The factor that is probably the biggest concern for LASIK surgeons today is the possibility of future ectasia. We have learned a lot about the limits of LASIK, and we understand when to recommend another procedure, such as phakic IOL implantation, rather than LASIK in a patient who is a poor candidate.
One technology that can potentially help stave off corneal ectasia in patients with thin corneas is CXL, which is becoming a valuable tool for increasing collagen bonds in the cornea. Some practitioners are using CXL in combination with corneal laser refractive surgery with the goal of expanding the eligible patient population. This is a promising development, and we await more data on how CXL can be used in conjunction with LASIK and surface ablation procedures. (For more on CXL, see What’s Hot and What’s Heating Up in CXL later in this issue.)
I mentioned earlier that LASIK has become a standard tool in the refractive surgeon’s toolbox. I would like to say, however, that this does not mean it is a simple procedure that can be taken lightly. Yes, LASIK is a commonly performed procedure that usually has extremely good results with no complications. But we must not forget that it is an invasive surgical procedure that we perform on the healthy eyes of healthy patients, and it can—luckily, rarely—have serious complications.
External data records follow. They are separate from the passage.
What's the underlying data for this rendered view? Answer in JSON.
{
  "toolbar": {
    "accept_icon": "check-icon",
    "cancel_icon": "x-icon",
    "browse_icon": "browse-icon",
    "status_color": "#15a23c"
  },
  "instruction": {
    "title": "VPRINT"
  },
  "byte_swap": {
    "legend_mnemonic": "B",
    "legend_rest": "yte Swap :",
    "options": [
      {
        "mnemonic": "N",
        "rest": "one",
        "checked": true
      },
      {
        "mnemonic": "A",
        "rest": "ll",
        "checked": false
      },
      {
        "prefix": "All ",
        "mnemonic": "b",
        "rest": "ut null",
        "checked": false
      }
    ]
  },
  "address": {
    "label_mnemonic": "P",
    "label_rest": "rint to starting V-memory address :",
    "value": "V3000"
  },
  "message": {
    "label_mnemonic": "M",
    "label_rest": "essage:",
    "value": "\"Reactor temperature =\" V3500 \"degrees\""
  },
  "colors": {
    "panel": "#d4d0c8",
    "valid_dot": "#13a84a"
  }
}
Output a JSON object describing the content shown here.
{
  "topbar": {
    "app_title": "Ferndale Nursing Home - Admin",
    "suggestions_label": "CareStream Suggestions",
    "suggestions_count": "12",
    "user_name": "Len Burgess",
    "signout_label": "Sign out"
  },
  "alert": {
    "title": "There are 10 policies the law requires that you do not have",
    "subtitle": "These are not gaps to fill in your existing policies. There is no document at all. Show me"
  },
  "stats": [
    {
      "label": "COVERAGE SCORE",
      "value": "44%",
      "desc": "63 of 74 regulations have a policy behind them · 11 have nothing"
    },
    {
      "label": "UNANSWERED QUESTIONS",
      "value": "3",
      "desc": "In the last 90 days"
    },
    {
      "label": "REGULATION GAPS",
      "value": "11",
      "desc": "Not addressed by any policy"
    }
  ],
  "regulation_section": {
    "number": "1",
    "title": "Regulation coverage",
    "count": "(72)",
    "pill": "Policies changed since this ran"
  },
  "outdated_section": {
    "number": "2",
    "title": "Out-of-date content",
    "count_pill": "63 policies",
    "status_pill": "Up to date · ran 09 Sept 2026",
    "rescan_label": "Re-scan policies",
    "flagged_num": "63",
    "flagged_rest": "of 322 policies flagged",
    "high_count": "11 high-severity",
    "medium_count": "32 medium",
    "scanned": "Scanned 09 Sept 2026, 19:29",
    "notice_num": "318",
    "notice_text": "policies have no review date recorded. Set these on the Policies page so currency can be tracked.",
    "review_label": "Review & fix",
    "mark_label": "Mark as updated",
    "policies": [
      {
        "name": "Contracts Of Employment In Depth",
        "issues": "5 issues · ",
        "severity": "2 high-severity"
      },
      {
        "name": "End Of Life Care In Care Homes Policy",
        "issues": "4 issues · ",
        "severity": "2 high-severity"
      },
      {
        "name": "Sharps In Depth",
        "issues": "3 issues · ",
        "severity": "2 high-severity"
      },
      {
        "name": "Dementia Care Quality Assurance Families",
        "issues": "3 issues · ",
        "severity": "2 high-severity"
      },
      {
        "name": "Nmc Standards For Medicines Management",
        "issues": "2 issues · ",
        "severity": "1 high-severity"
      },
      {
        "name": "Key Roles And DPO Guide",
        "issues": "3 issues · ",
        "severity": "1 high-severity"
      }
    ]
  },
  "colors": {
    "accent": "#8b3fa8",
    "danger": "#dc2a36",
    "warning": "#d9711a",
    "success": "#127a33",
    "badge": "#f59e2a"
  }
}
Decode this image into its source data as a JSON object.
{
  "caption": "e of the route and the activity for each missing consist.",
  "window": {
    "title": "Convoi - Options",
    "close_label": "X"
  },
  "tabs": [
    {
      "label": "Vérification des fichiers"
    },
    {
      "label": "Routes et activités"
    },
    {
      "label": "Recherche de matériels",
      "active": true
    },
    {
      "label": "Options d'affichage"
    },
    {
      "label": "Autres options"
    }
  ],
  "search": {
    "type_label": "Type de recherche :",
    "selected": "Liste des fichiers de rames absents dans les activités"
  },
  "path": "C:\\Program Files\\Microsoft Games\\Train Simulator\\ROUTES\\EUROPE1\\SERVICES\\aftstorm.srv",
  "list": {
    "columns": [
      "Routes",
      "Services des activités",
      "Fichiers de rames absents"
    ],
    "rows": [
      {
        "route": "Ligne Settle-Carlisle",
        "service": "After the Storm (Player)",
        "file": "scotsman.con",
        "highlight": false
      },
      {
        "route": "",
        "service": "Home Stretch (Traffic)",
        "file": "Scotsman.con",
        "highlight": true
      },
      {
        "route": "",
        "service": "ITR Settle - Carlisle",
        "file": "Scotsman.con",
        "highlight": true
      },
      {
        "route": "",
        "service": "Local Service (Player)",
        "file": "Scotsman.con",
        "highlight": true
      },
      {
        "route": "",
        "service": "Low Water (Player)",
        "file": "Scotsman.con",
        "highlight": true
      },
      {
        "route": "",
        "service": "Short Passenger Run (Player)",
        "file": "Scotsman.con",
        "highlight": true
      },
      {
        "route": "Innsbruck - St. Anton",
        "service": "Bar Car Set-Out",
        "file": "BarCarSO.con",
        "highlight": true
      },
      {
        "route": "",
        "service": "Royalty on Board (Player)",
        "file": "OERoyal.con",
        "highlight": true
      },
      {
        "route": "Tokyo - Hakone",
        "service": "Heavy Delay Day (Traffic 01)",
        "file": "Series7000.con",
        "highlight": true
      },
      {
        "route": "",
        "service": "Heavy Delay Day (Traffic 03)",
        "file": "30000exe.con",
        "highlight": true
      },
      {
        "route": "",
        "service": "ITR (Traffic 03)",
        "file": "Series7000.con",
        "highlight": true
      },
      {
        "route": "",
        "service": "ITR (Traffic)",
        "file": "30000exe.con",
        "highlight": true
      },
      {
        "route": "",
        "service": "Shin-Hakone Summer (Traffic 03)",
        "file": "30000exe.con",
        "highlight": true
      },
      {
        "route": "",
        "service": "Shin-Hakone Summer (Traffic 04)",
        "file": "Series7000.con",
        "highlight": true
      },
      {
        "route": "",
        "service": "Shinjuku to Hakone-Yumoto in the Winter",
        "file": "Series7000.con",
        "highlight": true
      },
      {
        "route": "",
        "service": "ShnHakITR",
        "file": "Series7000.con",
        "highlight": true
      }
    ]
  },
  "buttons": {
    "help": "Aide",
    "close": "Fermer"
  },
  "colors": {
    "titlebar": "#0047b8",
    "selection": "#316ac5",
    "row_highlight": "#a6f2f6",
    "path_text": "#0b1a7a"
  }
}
Over the years, competition has cheapened this procedure in the eyes of much of the general public. Some chains persist in offering LASIK at tremendous discounts. I believe this is a serious mistake. Somehow, our profession has allowed this situation, whereby a valuable surgical procedure is treated as something simple that could be done by anyone.
Maybe this battle has been lost already, but I think it is our responsibility to try to fight it again. In our marketing and in our dealings with the public, we need to insist that LASIK is surgery, albeit a quick procedure with extremely fast functional rehabilitation. But it is not a commodity that can be done on an assembly line. It is a delicate procedure, performed by talented surgeons, with individualized results crafted for each patient. If we treat LASIK in this way, maybe it will be around for another 30 years and beyond.
1. What is refractive surgery? American Academy of Ophthalmology. December 12, 2015. https://www.aao.org/eye-health/treatments/what-is-refractive-surgery. Accessed October 26, 2018.